The contentions of Mr. Resnick and Mr. Gacos that locally-based businesses put much more of their resources back into their community than chain stores do is borne out by research published by the American Independent Business Alliance (AMIBA). That research, performed throughout the country by the private firm Civic Economics, found that “on average, 48 percent of each purchase at local independent businesses was re-circulated locally, compared to less than 14 percent of purchases at chain stores.”

Ralph Celebre, owner of the Basil Bandwagon Natural Market in Flemington since he opened the business 21 years ago, said: “I’ve often wondered why people spend so much money in the big box stores. Through my customers, I’ve learned how important it is to support local businesses. It really makes a big difference in your community if you shop locally.”

Mr. Celebre stressed that businesses, as well as residents, should shop locally. “In my store, a great deal of what we offer for sale is produced locally. We have local produce, local popcorn, local chips and other snacks. . .you name it. Our most popular line of supplements is our own. The other supplements we sell, I’m proud to say, are made by a New Jersey company.”

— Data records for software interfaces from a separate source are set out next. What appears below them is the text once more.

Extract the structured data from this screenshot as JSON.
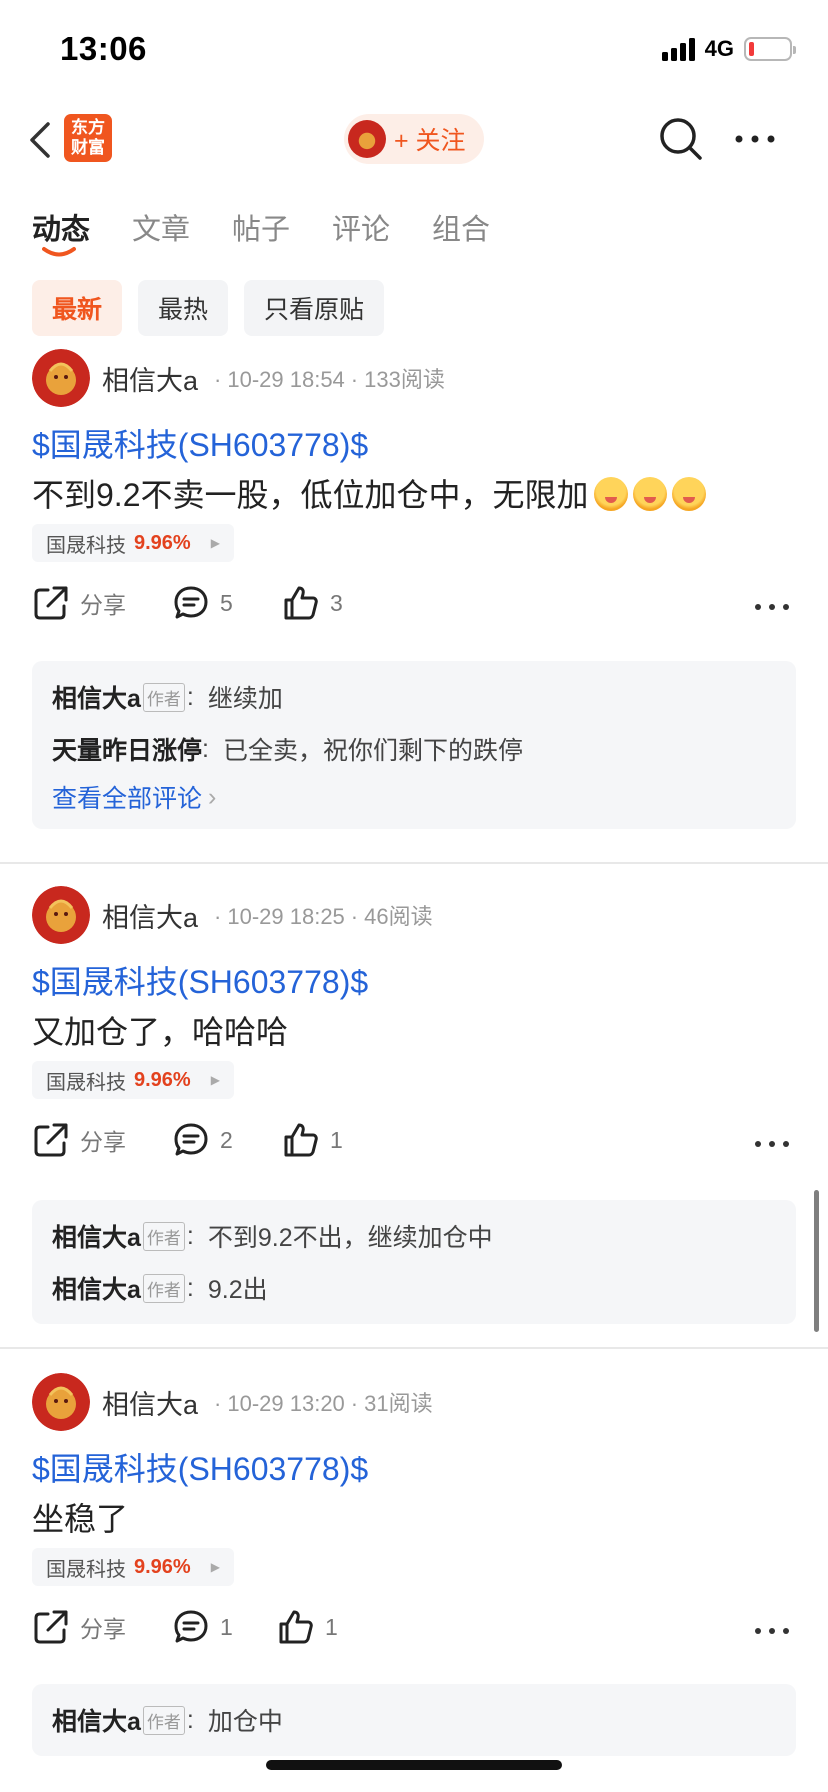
{
  "status_bar": {
    "time": "13:06",
    "network": "4G",
    "battery_level": 0.12
  },
  "nav": {
    "brand_line1": "东方",
    "brand_line2": "财富",
    "follow_label": "+ 关注"
  },
  "tabs": [
    "动态",
    "文章",
    "帖子",
    "评论",
    "组合"
  ],
  "active_tab": "动态",
  "filters": [
    "最新",
    "最热",
    "只看原贴"
  ],
  "active_filter": "最新",
  "posts": [
    {
      "username": "相信大a",
      "time": "10-29 18:54",
      "reads": "133阅读",
      "stock_link": "$国晟科技(SH603778)$",
      "content": "不到9.2不卖一股，低位加仓中，无限加",
      "emoji_count": 3,
      "stock_name": "国晟科技",
      "stock_pct": "9.96%",
      "share_label": "分享",
      "comment_count": "5",
      "like_count": "3",
      "comments": [
        {
          "name": "相信大a",
          "is_author": true,
          "text": "继续加"
        },
        {
          "name": "天量昨日涨停",
          "is_author": false,
          "text": "已全卖，祝你们剩下的跌停"
        }
      ],
      "view_all": "查看全部评论"
    },
    {
      "username": "相信大a",
      "time": "10-29 18:25",
      "reads": "46阅读",
      "stock_link": "$国晟科技(SH603778)$",
      "content": "又加仓了，哈哈哈",
      "stock_name": "国晟科技",
      "stock_pct": "9.96%",
      "share_label": "分享",
      "comment_count": "2",
      "like_count": "1",
      "comments": [
        {
          "name": "相信大a",
          "is_author": true,
          "text": "不到9.2不出，继续加仓中"
        },
        {
          "name": "相信大a",
          "is_author": true,
          "text": "9.2出"
        }
      ]
    },
    {
      "username": "相信大a",
      "time": "10-29 13:20",
      "reads": "31阅读",
      "stock_link": "$国晟科技(SH603778)$",
      "content": "坐稳了",
      "stock_name": "国晟科技",
      "stock_pct": "9.96%",
      "share_label": "分享",
      "comment_count": "1",
      "like_count": "1",
      "comments": [
        {
          "name": "相信大a",
          "is_author": true,
          "text": "加仓中"
        }
      ]
    }
  ],
  "author_badge": "作者",
  "colors": {
    "accent": "#f0561f",
    "link": "#2463d8",
    "rise": "#e3421e"
  }
}
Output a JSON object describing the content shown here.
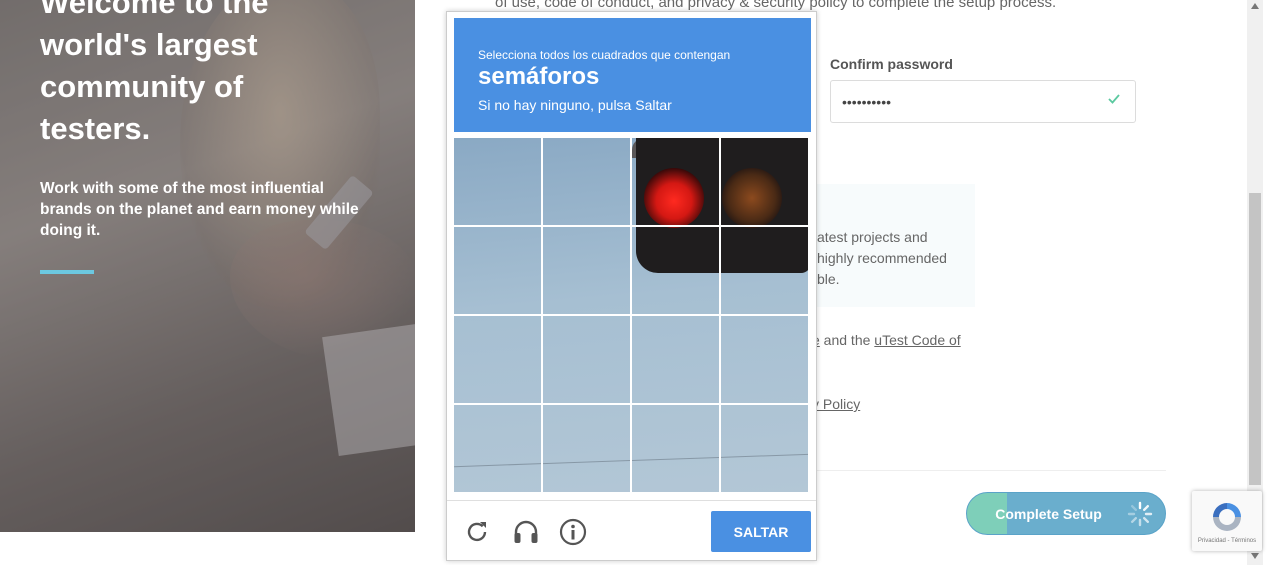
{
  "hero": {
    "title": "Welcome to the world's largest community of testers.",
    "subtitle": "Work with some of the most influential brands on the planet and earn money while doing it."
  },
  "form": {
    "intro_partial": "of use, code of conduct, and privacy & security policy to complete the setup process.",
    "confirm_password_label": "Confirm password",
    "confirm_password_value": "••••••••••",
    "info_partial": "atest projects and highly recommended ble.",
    "terms_partial_prefix": "e",
    "terms_partial_middle": " and the ",
    "terms_link": "uTest Code of",
    "privacy_partial": "y Policy",
    "complete_button": "Complete Setup"
  },
  "captcha": {
    "instruction": "Selecciona todos los cuadrados que contengan",
    "target": "semáforos",
    "hint": "Si no hay ninguno, pulsa Saltar",
    "skip_button": "SALTAR",
    "tile_count": 16,
    "icons": [
      "reload-icon",
      "headphones-icon",
      "info-icon"
    ]
  },
  "recaptcha_badge": {
    "text": "Privacidad - Términos"
  },
  "colors": {
    "captcha_blue": "#4a90e2",
    "accent_teal": "#7ecfb9",
    "button_blue": "#6aaecd",
    "hero_accent": "#6cc8e0"
  }
}
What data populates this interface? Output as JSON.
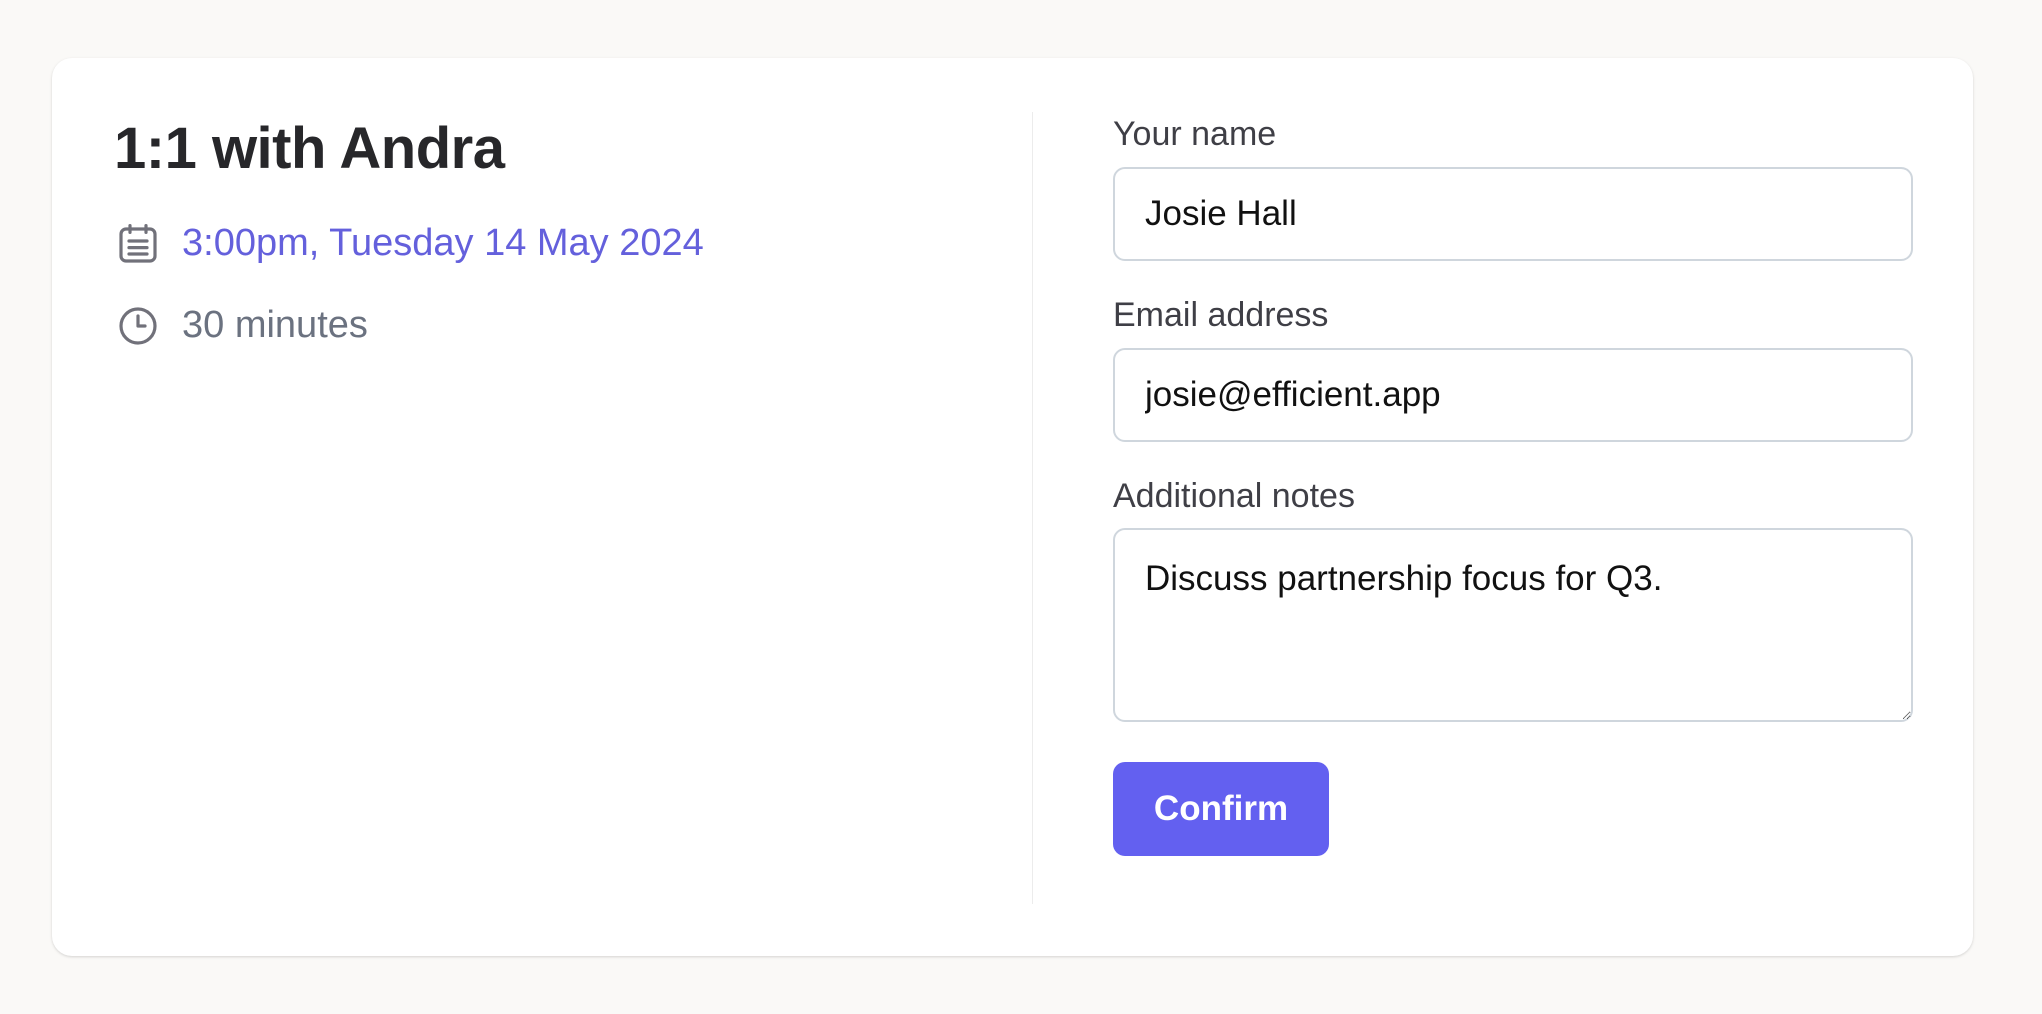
{
  "event": {
    "title": "1:1 with Andra",
    "datetime": "3:00pm, Tuesday 14 May 2024",
    "duration": "30 minutes"
  },
  "icons": {
    "date": "calendar-icon",
    "duration": "clock-icon"
  },
  "form": {
    "name": {
      "label": "Your name",
      "value": "Josie Hall"
    },
    "email": {
      "label": "Email address",
      "value": "josie@efficient.app"
    },
    "notes": {
      "label": "Additional notes",
      "value": "Discuss partnership focus for Q3."
    },
    "confirm_label": "Confirm"
  },
  "colors": {
    "accent": "#6360f0",
    "date_text": "#6460dc",
    "muted_text": "#6b7280",
    "background": "#faf9f7",
    "card": "#ffffff"
  }
}
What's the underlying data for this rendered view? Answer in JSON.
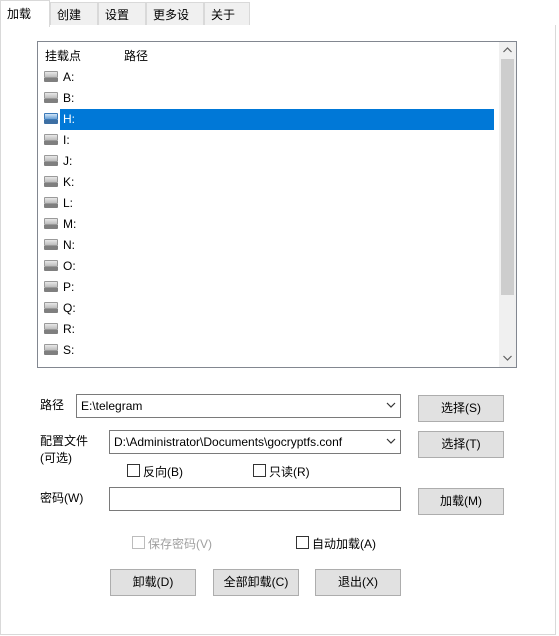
{
  "tabs": [
    {
      "label": "加载",
      "active": true
    },
    {
      "label": "创建",
      "active": false
    },
    {
      "label": "设置",
      "active": false
    },
    {
      "label": "更多设置",
      "active": false
    },
    {
      "label": "关于",
      "active": false
    }
  ],
  "mount_list": {
    "columns": [
      "挂载点",
      "路径"
    ],
    "rows": [
      {
        "drive": "A:",
        "path": ""
      },
      {
        "drive": "B:",
        "path": ""
      },
      {
        "drive": "H:",
        "path": "",
        "selected": true
      },
      {
        "drive": "I:",
        "path": ""
      },
      {
        "drive": "J:",
        "path": ""
      },
      {
        "drive": "K:",
        "path": ""
      },
      {
        "drive": "L:",
        "path": ""
      },
      {
        "drive": "M:",
        "path": ""
      },
      {
        "drive": "N:",
        "path": ""
      },
      {
        "drive": "O:",
        "path": ""
      },
      {
        "drive": "P:",
        "path": ""
      },
      {
        "drive": "Q:",
        "path": ""
      },
      {
        "drive": "R:",
        "path": ""
      },
      {
        "drive": "S:",
        "path": ""
      }
    ]
  },
  "path": {
    "label": "路径",
    "value": "E:\\telegram",
    "button": "选择(S)"
  },
  "config": {
    "label_line1": "配置文件",
    "label_line2": "(可选)",
    "value": "D:\\Administrator\\Documents\\gocryptfs.conf",
    "button": "选择(T)"
  },
  "options": {
    "reverse": "反向(B)",
    "readonly": "只读(R)"
  },
  "password": {
    "label": "密码(W)",
    "value": "",
    "button": "加载(M)"
  },
  "save_password": {
    "label": "保存密码(V)",
    "enabled": false,
    "checked": false
  },
  "auto_mount": {
    "label": "自动加载(A)",
    "checked": false
  },
  "actions": {
    "unmount": "卸载(D)",
    "unmount_all": "全部卸载(C)",
    "exit": "退出(X)"
  },
  "colors": {
    "selection": "#0078d7",
    "button_bg": "#e1e1e1",
    "tab_bg": "#f0f0f0"
  }
}
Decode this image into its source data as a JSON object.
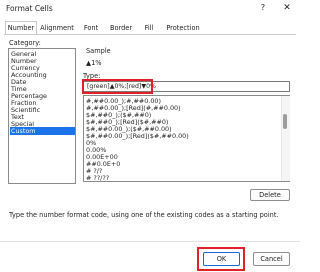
{
  "window": {
    "title": "Format Cells",
    "help_glyph": "?",
    "close_glyph": "✕"
  },
  "tabs": [
    "Number",
    "Alignment",
    "Font",
    "Border",
    "Fill",
    "Protection"
  ],
  "category": {
    "label": "Category:",
    "items": [
      "General",
      "Number",
      "Currency",
      "Accounting",
      "Date",
      "Time",
      "Percentage",
      "Fraction",
      "Scientific",
      "Text",
      "Special",
      "Custom"
    ],
    "selected": "Custom"
  },
  "sample": {
    "label": "Sample",
    "value": "▲1%"
  },
  "type": {
    "label": "Type:",
    "value": "[green]▲0%;[red]▼0%",
    "list": [
      "#,##0.00_);#,##0.00)",
      "#,##0.00_);[Red](#,##0.00)",
      "$#,##0_);($#,##0)",
      "$#,##0_);[Red]($#,##0)",
      "$#,##0.00_);($#,##0.00)",
      "$#,##0.00_);[Red]($#,##0.00)",
      "0%",
      "0.00%",
      "0.00E+00",
      "##0.0E+0",
      "# ?/?",
      "# ??/??"
    ]
  },
  "buttons": {
    "delete": "Delete",
    "ok": "OK",
    "cancel": "Cancel"
  },
  "hint": "Type the number format code, using one of the existing codes as a starting point."
}
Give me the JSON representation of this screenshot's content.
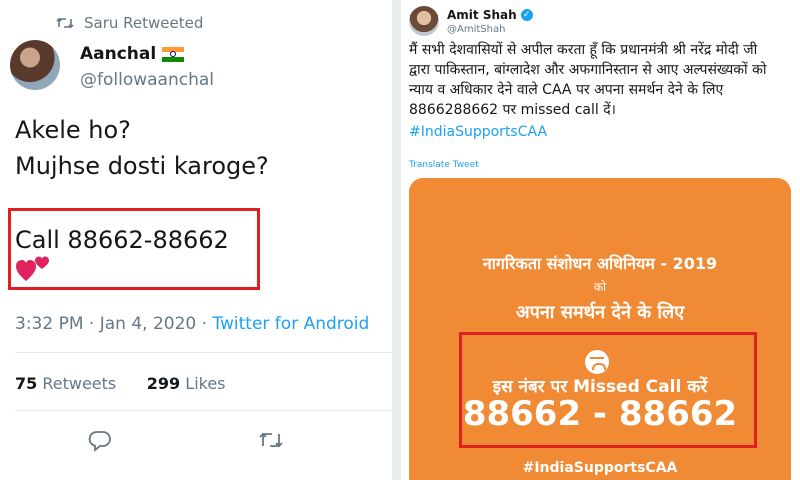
{
  "left_tweet": {
    "retweet_label": "Saru Retweeted",
    "author_name": "Aanchal",
    "author_handle": "@followaanchal",
    "lines": [
      "Akele ho?",
      "Mujhse dosti karoge?"
    ],
    "call_line": "Call 88662-88662",
    "meta_time": "3:32 PM · Jan 4, 2020 · ",
    "meta_source": "Twitter for Android",
    "retweets_count": "75",
    "retweets_label": "Retweets",
    "likes_count": "299",
    "likes_label": "Likes",
    "icons": [
      "retweet-icon",
      "flag-india-icon",
      "hearts-icon",
      "reply-icon",
      "retweet-action-icon"
    ],
    "colors": {
      "link": "#1da1f2",
      "highlight": "#e02020"
    }
  },
  "right_tweet": {
    "author_name": "Amit Shah",
    "author_handle": "@AmitShah",
    "body_lines": [
      "मैं सभी देशवासियों से अपील करता हूँ कि प्रधानमंत्री श्री नरेंद्र मोदी जी",
      "द्वारा पाकिस्तान, बांग्लादेश और अफगानिस्तान से आए अल्पसंख्यकों को",
      "न्याय व अधिकार देने वाले CAA पर अपना समर्थन देने के लिए",
      "8866288662 पर missed call दें।"
    ],
    "hashtag": "#IndiaSupportsCAA",
    "translate_label": "Translate Tweet",
    "poster": {
      "line1": "नागरिकता संशोधन अधिनियम - 2019",
      "line2": "को",
      "line3": "अपना समर्थन देने के लिए",
      "line4": "इस नंबर पर Missed Call करें",
      "number": "88662 - 88662",
      "hashtag": "#IndiaSupportsCAA",
      "colors": {
        "background": "#f08a34",
        "text": "#ffffff",
        "highlight": "#e02020"
      }
    }
  }
}
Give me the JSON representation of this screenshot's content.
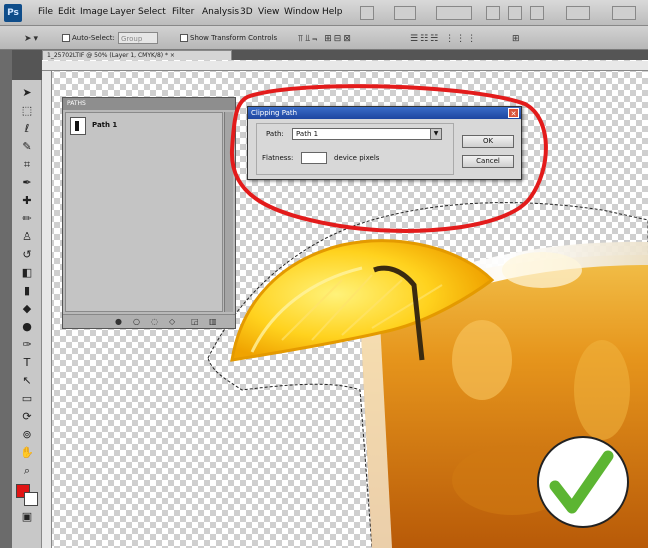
{
  "menu": {
    "logo": "Ps",
    "items": [
      "File",
      "Edit",
      "Image",
      "Layer",
      "Select",
      "Filter",
      "Analysis",
      "3D",
      "View",
      "Window",
      "Help"
    ]
  },
  "options_bar": {
    "auto_select_label": "Auto-Select:",
    "auto_select_value": "Group",
    "show_transform_label": "Show Transform Controls"
  },
  "document": {
    "tab_title": "1_25702LTIF @ 50% (Layer 1, CMYK/8) * ×"
  },
  "paths_panel": {
    "title": "PATHS",
    "items": [
      {
        "name": "Path 1"
      }
    ]
  },
  "dialog": {
    "title": "Clipping Path",
    "path_label": "Path:",
    "path_value": "Path 1",
    "flatness_label": "Flatness:",
    "flatness_value": "",
    "units_label": "device pixels",
    "ok_label": "OK",
    "cancel_label": "Cancel"
  },
  "colors": {
    "annotation_red": "#e31b1b",
    "checkmark_green": "#5cb532",
    "foreground": "#e01414",
    "background": "#ffffff",
    "dialog_titlebar": "#2a56b4"
  },
  "icons": {
    "tools": [
      "move-icon",
      "marquee-icon",
      "lasso-icon",
      "magic-wand-icon",
      "crop-icon",
      "eyedropper-icon",
      "healing-brush-icon",
      "brush-icon",
      "clone-stamp-icon",
      "history-brush-icon",
      "eraser-icon",
      "gradient-icon",
      "blur-icon",
      "dodge-icon",
      "pen-icon",
      "type-icon",
      "path-select-icon",
      "shape-icon",
      "3d-rotate-icon",
      "3d-orbit-icon",
      "hand-icon",
      "zoom-icon"
    ],
    "confirm": "checkmark-icon"
  }
}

Carol Todd, who has owned and operated the Market Roost with her husband Norman Todd since 1981, agreed that local businesses supporting each other is as key to commercial health as residents supporting those businesses. “The Grill Shack here in town buys my desserts to sell,” Ms. Todd said. “They tell people where she got those desserts and send them to us. While we catering a wedding, we referred the couple to Black Lab Studio to get their photography done. When my husband and I wanted to buy a camera a while back, we went to Black Lab to buy it. It’s important for residents to support businesses too, of course.”

As to what Flemington’s business community and local government can do to make the town’s commercial life more robust, Ms. Todd stressed that “the lack of retail establishments in town is an issue. These are different times, I know, but I really believe we have got to pro-actively seek retail. There’s not enough walking traffic in town now. More retail could really change that.”

Flemington Councilwoman Dorothy Fine said: “The empty storefronts in town are few, but they are big spaces that command a lot of money. I really do encourage people to buy locally. Some events we’ve had in town have given a boost. Shops stayed open late and got extra business during Thursday Night Lights. I know the restaurants did very well then. The Jazz Fest helped a lot, too.”

Ms. Todd said: “Yes, the events like the Jazz Fest are great. But they’re one-shot deals. I feel very positive about this town, I always have. But, again, we need everyday foot traffic, so we need more retail.”

Sharon Hill, longtime owner of the Art of Framing shop in town, urged local people to become part of the “foot traffic” brigade now. Doing so will bring pleasant surprises, she said. “So many special services are available right here in our community,” she said. “Take a walk and see what’s here.”

Since 1998, Hopewell Valley Community Bank has had one primary objective: better meeting the needs of local citizens within the communities that it serves. We are committed to building a reputation for excellence, being a responsible neighbor in the communities we serve, delivering our products and services with the care and professionalism…exceeding expectations.

For information visit HVCBonline.com. Follow us on twitter.com/hvcbank. Like us on Facebook.com/home.php#!/pages/Hopewell-Valley-Community-Bank/406155709513065

Upcoming Events Near You
February 2020

 

 

 

Learn More About Natural Awakenings
Global Brief Video
Health Brief Video
2020 Editorial Calendar